It's common to speak of autorelease pools as being nested because of the enclosure evident in code; for instance, you can have an autorelease pool in an outer loop that contains an inner loop with its own autorelease pool. But you can also think of nested autorelease pools as being on a stack, with the "inmost" autorelease pool being on top of the stack. As noted earlier, this is actually how nested autorelease pools are implemented: Each thread (NSThread) in a program maintains a stack of autorelease pools. When you create an autorelease pool, it is pushed onto the top of the current thread's stack. Autoreleased objects-that is, objects which have received an autorelease message or which are added through the addObject: class method-are always put in the autorelease pool at the top of the stack.

Released autorelease pools, if not on the top of the stack, will cause all (unreleased) autorelease pools above them on the stack to be released, along with all their objects. If you neglect to send release to an autorelease pool when you're finished with it (something not recommended), it will be released when one of the autorelease pools in which it nests is released.

This behavior has implications for exceptional conditions. If an exception occurs, and the thread suddenly transfers out of the current context, the pool associated with that context is released. However, if that pool is not the top pool on the thread's stack, all the pools above the released pool are also released (releasing all their objects in the process). The top autorelease pool on the thread's stack then becomes the pool previously underneath the released pool associated with the exceptional condition. Because of this behavior, exception handlers do not need to release objects that were sent autorelease. Neither is it necessary or even desireable for an exception handler to send release to its autorelease pool, unless the handler is re-raising the exception.

Guaranteeing the Foundation Ownership Policy

By creating an NSAutoreleasePool instead of simply releasing objects, you extend the lifetime of temporary objects to the lifetime of that pool. After an NSAutoreleasePool is deallocated, you should regard any object that was autoreleased while that pool was active as "disposed of", and not send a message to that object or return it to the invoker of your method.

If you must use a temporary object beyond an autorelease context, you can do so by sending a retain message to the object within the context and then send it autorelease after the pool has been released as in:

- findMatchingObject:anObject
id match = nil;

while (match == nil) {
NSAutoreleasePool *subpool = [[NSAutoreleasePool alloc] init];

/* Do a search that creates a lot of temporary objects. */
match = [self expensiveSearchForObject:anObject];

if (match != nil)
[match retain]; /* Keep match around. */

[subpool release];

return [match autorelease]; /* Let match go and return it. */

By sending retain to match while subpool is in effect and sending autorelease to it after subpool has been released, match is effectively moved from subpool to the pool that was previously active. This extends the lifetime of match and allows it to receive messages outside the loop and be returned to the invoker of findMatchingObject:.

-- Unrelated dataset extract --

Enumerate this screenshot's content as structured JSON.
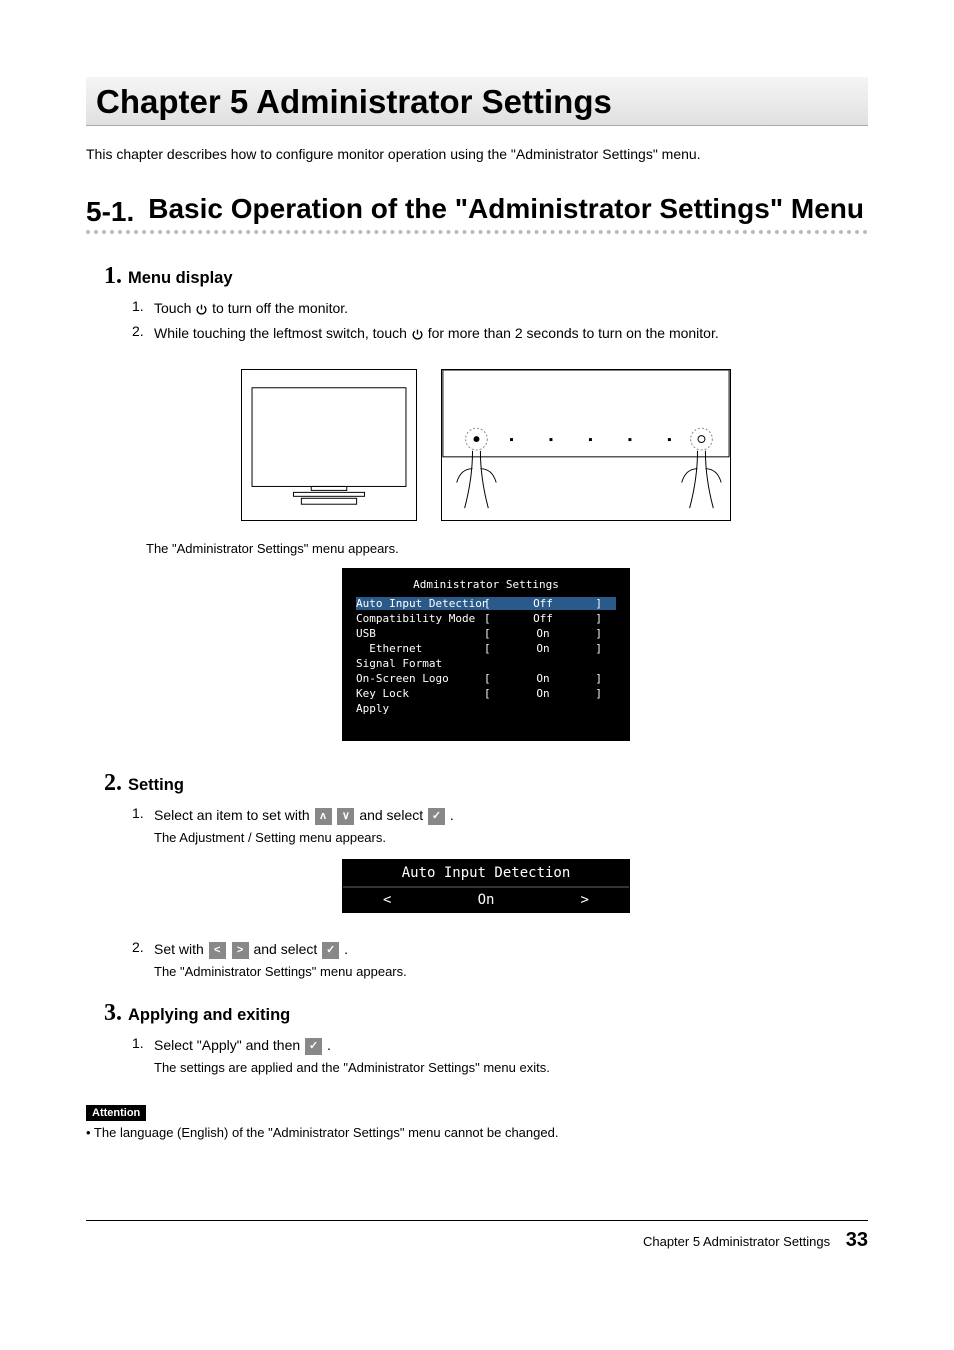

Class Methods


+ (void)addObject:(id)anObject

Adds anObject to the active autorelease pool in the current thread, so that it will be sent a release message when the pool itself is deallocated. The same object may be added several times to the active pool and will receive a release message for each time it was added. Normally you don't invoke this method directly-send autorelease to anObject instead.

See also: - addObject:

Instance Methods


- (void)addObject:(id)anObject

Adds anObject to the receiver, so that it will be sent a release message when the receiver is deallocated. The same object may be added several times to the same pool and will receive a release message for each time it was added. Normally you don't invoke this method directly-send autorelease to anObject instead.

See also: + addObject:

Copyright © 1997, Apple Computer, Inc. All rights reserved.